Losing Randy Gregory in free agency, signing Dante Fowler Jr.
The Cowboys made it clear they were ready to move on from some veteran players like Amari Cooper or La’el Collins this offseason, but the loss of Randy Gregory stings more as the Broncos stole him at the last minute. Jerry Jones tried to spin his departure as the move that allowed Dallas to get three other quality players, but replacing Gregory with a rotation of Dorance Armstrong, Dante Fowler, and rookie Sam Williams isn’t that simple.
Gregory matched his career high in sacks with six last season, and was a strong enough run defender to stay on the field opposite of DeMarcus Lawrence. Between Gregory, Lawrence, and Micah Parsons, the Cowboys had continuity from their top pass rushers, that got better as games and the season went on.
Now they have all of the traits left behind by Gregory, divided amongst players that may not see the field at the same time. Armstrong has the best chance to earn whatever starting snaps are available at right end, but the challenge for Dan Quinn becomes finding the playing time for Fowler and Williams to make them effective.
If the Cowboys are going to have any chance at replicating their turnover production from a year ago, they’ll need to consistently get after the quarterback. Losing a proven pass rusher and replacing him with a group that needs time to gel could leave the Cowboys secondary exposed to quarterbacks with a clean pocket, making it even harder to get offenses in the long down and distances this rush group needs to be effective.

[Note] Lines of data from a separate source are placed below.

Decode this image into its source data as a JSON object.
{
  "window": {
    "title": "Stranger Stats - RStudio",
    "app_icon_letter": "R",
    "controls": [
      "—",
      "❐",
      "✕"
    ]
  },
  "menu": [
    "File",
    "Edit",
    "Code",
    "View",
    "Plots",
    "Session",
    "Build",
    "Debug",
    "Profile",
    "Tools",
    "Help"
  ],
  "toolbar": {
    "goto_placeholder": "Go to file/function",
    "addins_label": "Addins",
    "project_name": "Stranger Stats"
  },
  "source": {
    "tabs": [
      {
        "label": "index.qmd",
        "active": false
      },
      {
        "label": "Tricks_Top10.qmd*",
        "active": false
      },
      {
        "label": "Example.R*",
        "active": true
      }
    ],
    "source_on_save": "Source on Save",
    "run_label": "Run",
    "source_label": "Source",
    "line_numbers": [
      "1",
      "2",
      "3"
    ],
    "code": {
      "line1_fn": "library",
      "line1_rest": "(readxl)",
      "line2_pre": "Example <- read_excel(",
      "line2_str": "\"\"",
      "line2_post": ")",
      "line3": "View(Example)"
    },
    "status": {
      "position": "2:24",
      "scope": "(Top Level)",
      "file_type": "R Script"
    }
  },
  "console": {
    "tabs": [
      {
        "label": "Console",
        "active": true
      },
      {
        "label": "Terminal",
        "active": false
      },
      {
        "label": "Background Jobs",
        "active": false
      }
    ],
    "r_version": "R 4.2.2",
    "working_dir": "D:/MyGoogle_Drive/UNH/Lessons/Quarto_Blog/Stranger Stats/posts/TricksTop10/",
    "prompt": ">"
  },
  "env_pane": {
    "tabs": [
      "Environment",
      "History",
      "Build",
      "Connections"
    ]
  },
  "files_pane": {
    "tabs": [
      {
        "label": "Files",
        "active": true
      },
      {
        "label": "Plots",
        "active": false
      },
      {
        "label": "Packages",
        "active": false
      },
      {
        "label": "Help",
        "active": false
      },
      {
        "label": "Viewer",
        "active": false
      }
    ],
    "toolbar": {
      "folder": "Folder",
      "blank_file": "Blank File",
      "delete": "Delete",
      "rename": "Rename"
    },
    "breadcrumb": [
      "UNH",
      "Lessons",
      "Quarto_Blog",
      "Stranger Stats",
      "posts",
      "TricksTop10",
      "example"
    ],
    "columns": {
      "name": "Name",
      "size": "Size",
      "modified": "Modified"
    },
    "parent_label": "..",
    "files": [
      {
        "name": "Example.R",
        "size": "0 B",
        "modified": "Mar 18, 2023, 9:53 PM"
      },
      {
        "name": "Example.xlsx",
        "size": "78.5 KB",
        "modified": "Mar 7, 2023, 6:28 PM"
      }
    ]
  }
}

There’s also the overall concern that the Cowboys haven’t done enough about their run defense if they commit Parsons to more pass rush snaps leaving them thin at linebacker.
Re-signing DeMarcus Lawrence on a team-friendly deal was one of the best things the Cowboys did this offseason, as he’s helped a long list of defensive ends be productive on the opposite side of him. Entering year nine with the Cowboys, the hope is that he can do the same by the time Tom Brady and Joe Burrow come into AT&T Stadium.
Trading Amari Cooper to the Cleveland Browns, waiting until the third round to draft a wide receiver
In the past, the Cowboys have shown they won’t sit around and let their pass offense struggle with subpar receivers for too long. This was the essence of why they traded for Amari Cooper in 2018, though their plan at the moment is to let CeeDee Lamb prove he can carry this offense.
Lamb will have help from Michael Gallup upon his return from injury, as well as FA acquisition James Washington and rookie Jalen Tolbert. The Cowboys have plenty of speed at receiver, but do they have the skill to coexist in Kellen Moore’s offense and sustain drives?
The Cowboys opponents will surely try to make any other receiver but Lamb beat them, and Prescott needs more than just Dalton Schultz as a reliable check-down option. The promise of Tony Pollard being used as a receiver more could be proven as early as training camp, but the pressure on Gallup and Washington is still palpable.
This group has plenty of speed and route-running ability, but if the goal is to see more scripted touches within the flow of Moore’s offense for all of the Cowboys receivers, the team is also banking on some progression from their play-caller. Moore was a head coaching candidate for several teams this offseason, but hasn’t proven enough for any team besides Dallas to elevate him beyond offensive coordinator.
Instead of surrounding Moore with additional talent and finding a way to keep Amari Cooper as the savvy veteran that came up with clutch plays, the Cowboys will go into a prove it year for both Moore and McCarthy with receiver depth being a major concern.